• **PROBLEM DESCRIPTION**: Given the records below, pull every line with the word "Organización" into the answer.

• **Items from a data source**:
━━━━━━━━━━━━━━━━
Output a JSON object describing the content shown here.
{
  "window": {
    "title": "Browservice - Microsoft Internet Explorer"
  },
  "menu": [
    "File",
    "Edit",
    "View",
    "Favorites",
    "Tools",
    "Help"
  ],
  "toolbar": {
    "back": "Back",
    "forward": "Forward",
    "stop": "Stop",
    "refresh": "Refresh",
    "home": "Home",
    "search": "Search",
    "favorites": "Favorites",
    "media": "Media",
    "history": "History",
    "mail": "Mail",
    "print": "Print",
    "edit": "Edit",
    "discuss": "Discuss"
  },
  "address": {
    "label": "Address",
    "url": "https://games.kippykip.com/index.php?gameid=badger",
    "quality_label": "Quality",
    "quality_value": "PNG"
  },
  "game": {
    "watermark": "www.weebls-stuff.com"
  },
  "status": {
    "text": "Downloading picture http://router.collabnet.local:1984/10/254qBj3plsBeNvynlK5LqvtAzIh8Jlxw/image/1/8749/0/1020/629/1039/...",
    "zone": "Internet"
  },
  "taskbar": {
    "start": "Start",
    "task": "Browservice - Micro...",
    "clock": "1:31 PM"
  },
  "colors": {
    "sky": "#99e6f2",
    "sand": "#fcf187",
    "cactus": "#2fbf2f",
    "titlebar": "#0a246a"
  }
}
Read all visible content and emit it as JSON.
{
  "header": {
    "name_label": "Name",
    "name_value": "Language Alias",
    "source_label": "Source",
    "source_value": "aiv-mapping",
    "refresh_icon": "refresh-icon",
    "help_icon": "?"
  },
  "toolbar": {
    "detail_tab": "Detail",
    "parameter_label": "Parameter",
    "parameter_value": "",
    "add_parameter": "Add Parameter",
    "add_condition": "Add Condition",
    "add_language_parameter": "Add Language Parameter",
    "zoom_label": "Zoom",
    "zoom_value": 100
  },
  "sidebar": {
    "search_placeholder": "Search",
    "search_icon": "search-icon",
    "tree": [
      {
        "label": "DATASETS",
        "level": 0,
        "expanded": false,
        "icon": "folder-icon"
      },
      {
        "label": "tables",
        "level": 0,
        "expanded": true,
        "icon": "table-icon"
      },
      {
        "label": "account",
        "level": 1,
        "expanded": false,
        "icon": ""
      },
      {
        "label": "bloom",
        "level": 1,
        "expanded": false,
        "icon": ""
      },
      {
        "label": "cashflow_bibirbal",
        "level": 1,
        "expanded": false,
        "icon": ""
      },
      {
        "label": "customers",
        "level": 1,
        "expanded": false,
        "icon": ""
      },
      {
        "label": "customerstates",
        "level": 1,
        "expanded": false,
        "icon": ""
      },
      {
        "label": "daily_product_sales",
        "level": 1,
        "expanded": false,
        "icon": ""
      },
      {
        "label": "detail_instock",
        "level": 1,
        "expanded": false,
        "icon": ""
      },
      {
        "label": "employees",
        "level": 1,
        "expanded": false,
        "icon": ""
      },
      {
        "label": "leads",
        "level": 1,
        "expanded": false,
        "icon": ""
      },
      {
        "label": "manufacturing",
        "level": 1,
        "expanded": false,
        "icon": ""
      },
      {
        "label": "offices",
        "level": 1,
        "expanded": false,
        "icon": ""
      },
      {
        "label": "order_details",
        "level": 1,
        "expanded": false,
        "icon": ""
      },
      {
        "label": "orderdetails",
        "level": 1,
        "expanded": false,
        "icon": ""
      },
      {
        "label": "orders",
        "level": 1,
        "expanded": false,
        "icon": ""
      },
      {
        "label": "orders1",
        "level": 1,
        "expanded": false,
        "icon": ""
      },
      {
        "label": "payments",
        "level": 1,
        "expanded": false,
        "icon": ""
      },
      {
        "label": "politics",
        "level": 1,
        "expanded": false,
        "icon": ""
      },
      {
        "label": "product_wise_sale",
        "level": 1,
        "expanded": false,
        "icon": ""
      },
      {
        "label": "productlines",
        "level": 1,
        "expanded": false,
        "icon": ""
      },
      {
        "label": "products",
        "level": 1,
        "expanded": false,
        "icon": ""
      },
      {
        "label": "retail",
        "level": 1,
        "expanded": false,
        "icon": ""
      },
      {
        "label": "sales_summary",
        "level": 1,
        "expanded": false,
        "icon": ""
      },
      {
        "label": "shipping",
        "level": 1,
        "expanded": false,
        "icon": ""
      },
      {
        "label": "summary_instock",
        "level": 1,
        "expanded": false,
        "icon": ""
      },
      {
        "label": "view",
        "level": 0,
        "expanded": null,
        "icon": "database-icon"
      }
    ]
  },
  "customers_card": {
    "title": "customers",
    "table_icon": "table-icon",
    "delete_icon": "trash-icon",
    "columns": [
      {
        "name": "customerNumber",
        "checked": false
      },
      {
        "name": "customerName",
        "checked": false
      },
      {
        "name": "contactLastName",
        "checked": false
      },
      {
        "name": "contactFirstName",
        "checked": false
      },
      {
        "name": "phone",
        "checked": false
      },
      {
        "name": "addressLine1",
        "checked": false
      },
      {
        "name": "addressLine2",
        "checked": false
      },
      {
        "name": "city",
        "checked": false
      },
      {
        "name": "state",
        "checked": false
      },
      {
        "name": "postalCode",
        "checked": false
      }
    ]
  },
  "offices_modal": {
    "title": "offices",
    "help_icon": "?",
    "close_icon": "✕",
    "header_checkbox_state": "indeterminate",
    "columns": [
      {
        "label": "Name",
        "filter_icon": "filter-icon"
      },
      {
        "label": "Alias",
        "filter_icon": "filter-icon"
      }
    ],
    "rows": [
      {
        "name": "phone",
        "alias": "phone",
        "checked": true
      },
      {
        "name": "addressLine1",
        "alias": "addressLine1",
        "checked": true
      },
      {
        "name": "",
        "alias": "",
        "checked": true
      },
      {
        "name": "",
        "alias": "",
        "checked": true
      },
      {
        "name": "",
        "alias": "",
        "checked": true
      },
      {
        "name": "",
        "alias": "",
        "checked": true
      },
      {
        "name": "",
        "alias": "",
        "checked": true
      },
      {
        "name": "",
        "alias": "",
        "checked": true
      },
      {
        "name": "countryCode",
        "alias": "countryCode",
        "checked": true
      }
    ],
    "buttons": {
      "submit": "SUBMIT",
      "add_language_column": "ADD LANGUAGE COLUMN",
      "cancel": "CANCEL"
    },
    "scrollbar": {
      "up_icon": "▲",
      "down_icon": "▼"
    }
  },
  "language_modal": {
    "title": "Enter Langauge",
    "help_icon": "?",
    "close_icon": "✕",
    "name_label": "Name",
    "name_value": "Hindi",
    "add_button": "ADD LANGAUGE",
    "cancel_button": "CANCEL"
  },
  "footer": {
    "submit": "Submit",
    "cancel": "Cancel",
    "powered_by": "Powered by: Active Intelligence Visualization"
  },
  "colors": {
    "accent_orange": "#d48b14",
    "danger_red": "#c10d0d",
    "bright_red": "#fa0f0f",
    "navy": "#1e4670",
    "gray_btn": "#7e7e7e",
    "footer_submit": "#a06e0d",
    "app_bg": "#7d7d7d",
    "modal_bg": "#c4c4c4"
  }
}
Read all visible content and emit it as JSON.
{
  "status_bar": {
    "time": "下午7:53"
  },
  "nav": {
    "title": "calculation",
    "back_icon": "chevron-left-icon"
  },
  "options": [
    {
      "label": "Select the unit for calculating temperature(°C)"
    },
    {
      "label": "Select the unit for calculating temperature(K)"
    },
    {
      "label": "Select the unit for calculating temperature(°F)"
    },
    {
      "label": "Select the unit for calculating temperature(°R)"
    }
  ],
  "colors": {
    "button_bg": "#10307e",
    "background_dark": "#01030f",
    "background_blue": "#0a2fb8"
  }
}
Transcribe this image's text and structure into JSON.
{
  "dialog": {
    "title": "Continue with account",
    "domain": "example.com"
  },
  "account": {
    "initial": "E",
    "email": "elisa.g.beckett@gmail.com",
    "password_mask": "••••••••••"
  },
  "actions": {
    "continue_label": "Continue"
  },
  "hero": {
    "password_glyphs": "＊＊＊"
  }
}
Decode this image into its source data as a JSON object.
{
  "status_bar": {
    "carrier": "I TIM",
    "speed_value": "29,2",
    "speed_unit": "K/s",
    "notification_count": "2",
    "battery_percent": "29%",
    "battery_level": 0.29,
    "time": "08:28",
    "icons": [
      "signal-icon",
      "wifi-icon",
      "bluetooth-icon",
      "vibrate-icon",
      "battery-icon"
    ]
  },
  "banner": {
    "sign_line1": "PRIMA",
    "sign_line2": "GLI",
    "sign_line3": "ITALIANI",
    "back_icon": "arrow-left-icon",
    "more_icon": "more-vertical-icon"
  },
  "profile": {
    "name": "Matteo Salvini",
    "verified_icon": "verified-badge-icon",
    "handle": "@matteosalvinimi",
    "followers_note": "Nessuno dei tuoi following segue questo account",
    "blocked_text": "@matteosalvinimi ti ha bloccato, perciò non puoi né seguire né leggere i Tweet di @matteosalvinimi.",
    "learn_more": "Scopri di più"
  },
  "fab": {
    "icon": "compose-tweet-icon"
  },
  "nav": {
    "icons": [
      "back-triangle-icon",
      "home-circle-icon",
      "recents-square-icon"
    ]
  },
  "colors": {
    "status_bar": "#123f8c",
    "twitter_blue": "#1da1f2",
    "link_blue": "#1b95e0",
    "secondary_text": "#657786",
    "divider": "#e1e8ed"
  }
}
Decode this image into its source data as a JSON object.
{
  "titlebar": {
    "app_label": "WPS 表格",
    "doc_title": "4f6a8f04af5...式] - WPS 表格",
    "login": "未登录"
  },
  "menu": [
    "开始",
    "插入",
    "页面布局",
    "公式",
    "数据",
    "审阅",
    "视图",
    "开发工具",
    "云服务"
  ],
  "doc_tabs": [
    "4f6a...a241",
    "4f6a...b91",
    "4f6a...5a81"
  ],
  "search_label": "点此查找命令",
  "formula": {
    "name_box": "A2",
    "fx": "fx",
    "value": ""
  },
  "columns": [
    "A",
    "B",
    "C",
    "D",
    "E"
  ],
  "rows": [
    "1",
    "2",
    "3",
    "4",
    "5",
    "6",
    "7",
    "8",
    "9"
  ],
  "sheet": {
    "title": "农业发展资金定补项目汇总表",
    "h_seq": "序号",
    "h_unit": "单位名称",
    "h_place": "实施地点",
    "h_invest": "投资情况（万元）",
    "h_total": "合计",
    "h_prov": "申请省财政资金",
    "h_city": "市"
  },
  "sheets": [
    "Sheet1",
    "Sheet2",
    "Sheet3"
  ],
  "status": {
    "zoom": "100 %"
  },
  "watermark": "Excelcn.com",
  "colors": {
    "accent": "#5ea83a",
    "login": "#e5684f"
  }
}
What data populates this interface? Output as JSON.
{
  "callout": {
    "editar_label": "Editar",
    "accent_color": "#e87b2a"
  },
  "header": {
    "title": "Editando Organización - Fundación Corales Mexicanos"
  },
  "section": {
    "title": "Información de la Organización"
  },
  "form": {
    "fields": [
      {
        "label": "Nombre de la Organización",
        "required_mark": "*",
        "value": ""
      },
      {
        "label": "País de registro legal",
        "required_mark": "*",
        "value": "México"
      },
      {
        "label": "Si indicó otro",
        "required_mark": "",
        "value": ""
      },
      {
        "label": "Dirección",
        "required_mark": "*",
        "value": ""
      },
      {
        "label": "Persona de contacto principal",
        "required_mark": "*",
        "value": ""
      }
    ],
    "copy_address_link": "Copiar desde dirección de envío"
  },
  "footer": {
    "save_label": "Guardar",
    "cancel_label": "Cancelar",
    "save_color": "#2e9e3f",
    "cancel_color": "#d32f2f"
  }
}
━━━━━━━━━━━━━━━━
• **EXPECTED ANSWER**:
    "title": "Editando Organización - Fundación Corales Mexicanos"
    "title": "Información de la Organización"
        "label": "Nombre de la Organización",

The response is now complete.